It sometimes seems like the Tate Modern is less about the cutting edge and more a mausoleum to Contemporary Art. Aside from works in the Turbine Hall, it represents an empire more interested in expansion, than a gallery trying to make a credible contribution to the future of art.
Surely it has a responsibility to take risks, listen to the public out cry to stop taking money from BP and be a leader in expressing what art has been and could be for the public. If it wants to stay relevant in the international art scene, beyond sitting happy in a big building on the Southbank, it must start commissioning investigative and inspiring programmes, and support upcoming artists – which seem to be forgotten in a continuous stream of large scale retrospectives, save for a small space on the ground floor. Have you seen Tate Modern’s current EPC report (Energy Performance Certificate)?
Tate Britain has a team behind it that understands and projects its identity, it knows what the people want from it.
When I first read about Ruin Lust I thought it might be a pawning of Detroit and nostalgic regurgitation. In fact, it avoided this. It made connections between all that is experienced as a ruin and what one might interpret a ruin to represent. It explored the fetish of observation and discovery, rather than blandly indulging in the past.

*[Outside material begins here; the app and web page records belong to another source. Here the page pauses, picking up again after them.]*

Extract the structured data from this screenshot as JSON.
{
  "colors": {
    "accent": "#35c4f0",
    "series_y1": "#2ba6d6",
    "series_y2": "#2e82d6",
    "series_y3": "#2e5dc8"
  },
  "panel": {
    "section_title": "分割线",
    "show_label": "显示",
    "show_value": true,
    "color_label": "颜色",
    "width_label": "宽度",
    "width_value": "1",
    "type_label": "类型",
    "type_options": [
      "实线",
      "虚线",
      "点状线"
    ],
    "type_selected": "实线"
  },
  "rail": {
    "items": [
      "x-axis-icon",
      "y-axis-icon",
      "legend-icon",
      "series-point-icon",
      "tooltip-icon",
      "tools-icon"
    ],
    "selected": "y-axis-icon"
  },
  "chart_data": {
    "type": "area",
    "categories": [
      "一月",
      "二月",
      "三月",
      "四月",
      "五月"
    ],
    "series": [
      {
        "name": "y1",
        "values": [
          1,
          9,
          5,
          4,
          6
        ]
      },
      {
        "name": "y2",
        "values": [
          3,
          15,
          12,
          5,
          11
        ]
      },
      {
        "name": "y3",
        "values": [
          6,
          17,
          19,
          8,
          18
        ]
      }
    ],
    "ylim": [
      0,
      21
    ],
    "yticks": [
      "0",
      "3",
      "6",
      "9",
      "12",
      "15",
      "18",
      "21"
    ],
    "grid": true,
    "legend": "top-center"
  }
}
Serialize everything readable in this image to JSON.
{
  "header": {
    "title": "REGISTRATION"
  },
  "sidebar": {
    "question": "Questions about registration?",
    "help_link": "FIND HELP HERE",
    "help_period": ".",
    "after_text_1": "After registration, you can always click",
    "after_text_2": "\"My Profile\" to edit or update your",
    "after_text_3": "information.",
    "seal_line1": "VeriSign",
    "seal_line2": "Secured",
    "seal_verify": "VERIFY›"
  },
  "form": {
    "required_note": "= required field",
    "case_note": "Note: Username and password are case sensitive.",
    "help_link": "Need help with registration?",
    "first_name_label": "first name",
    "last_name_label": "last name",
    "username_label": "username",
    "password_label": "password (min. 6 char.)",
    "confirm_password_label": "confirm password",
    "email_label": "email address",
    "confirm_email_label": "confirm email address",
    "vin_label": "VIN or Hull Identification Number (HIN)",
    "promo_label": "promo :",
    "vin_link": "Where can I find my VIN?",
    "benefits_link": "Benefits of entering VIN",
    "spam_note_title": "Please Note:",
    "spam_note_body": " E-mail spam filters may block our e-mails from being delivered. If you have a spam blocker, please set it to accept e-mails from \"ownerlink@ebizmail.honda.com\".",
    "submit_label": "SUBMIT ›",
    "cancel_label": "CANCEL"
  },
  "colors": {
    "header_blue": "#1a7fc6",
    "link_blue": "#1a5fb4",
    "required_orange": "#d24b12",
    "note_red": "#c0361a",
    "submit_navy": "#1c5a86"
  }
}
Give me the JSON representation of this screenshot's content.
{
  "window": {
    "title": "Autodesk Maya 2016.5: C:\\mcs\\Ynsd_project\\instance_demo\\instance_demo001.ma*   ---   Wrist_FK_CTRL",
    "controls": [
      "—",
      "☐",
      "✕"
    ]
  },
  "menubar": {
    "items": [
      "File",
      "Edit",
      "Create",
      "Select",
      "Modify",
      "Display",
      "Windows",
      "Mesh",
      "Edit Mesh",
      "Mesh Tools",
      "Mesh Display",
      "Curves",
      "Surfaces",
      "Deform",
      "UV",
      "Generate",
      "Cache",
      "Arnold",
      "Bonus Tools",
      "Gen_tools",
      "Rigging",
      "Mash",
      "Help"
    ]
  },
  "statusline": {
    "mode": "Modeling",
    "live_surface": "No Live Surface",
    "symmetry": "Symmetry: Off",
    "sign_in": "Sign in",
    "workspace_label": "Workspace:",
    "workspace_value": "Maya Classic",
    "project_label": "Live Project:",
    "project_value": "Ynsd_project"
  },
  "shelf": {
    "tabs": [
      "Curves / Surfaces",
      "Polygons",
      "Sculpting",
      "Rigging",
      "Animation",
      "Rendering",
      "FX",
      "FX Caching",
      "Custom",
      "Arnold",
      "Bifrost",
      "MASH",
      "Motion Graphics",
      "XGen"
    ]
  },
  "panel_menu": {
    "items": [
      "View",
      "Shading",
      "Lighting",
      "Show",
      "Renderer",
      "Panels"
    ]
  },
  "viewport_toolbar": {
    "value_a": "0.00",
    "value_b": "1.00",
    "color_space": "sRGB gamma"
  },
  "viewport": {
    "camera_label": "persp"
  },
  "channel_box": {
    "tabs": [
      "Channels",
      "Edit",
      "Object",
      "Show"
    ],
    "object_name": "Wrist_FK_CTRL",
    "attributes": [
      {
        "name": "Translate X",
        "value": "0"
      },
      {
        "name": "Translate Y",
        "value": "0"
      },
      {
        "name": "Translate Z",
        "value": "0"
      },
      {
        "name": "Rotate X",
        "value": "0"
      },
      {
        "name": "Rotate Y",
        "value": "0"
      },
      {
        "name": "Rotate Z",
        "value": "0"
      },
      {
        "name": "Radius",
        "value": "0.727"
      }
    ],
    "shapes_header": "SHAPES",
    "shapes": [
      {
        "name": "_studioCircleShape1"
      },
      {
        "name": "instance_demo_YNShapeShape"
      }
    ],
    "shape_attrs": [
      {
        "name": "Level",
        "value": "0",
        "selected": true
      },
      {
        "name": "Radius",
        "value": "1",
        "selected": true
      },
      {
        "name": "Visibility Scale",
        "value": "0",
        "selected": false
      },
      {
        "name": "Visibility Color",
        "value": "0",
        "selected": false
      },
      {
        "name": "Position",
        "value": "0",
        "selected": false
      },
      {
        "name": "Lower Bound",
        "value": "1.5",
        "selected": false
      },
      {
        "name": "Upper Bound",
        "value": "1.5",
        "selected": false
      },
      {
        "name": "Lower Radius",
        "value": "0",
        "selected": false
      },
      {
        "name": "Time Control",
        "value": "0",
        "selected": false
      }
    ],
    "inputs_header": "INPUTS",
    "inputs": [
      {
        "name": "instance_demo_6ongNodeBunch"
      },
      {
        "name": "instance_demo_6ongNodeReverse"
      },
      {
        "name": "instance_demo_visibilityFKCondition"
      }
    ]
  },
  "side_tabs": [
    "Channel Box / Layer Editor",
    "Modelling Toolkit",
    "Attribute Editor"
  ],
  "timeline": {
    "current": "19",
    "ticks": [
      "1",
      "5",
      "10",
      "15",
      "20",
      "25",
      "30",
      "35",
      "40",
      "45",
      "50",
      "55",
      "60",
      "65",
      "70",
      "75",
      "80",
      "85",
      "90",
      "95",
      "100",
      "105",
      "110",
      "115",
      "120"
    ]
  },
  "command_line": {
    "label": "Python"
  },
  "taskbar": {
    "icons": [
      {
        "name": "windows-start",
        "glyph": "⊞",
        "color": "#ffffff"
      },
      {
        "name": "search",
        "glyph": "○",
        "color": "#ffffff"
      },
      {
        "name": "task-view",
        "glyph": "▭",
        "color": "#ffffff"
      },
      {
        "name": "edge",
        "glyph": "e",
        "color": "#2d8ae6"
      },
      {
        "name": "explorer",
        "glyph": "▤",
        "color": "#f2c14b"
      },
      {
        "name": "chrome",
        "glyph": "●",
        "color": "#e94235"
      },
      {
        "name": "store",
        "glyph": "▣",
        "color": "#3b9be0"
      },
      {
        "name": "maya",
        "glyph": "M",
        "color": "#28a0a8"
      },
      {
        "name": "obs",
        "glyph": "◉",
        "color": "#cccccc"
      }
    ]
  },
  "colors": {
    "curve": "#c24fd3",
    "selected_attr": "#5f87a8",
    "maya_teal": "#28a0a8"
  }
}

I wouldn’t describe the show as an obsession with decay – more so, a reflection of what heritage means to a civilisation, our relationship with letting go of what has been, and what of our culture is reflected in the structures and monuments that time and change absorb.
The entrance housed my favourite painting in Tate Britain’s collection, John Martin’s apocalyptic works. You then journeyed through stories of urban deprivation, monuments to conflict and sites that have become ruins as a mark of the changing needs of society. The later was wistfully represented by Sir John Soane’s commission for Joseph Michael Gandy, to imagine his designs for the Bank of England, in the future. As an architect largely inspired by the ancient buildings of Greece and Rome, he wanted to see what his building would look like when it too had become a ruin. I wonder if he had predicted the 2008 crash?
Another favourite was Gerard Byrne’s installation 1984 and Beyond, where the artist presented a re-enactment of a discussion, published in Playboy in 1963, in which science fiction writers – including Isaac Asimov, Ray Bradbury and Arthur C. Clarke, speculate about what the world might be like in 1984.
Finally, Joe Tilson’s Wessex Portfolio perfectly illustrated the enchantment and association that makes ruins so fascinating. The work represents longing and legacy, it acts as a reminder that all things are changing, no structure is too permanent.
On show as part of:
Tate Britain, London
4 March – 18 May 2014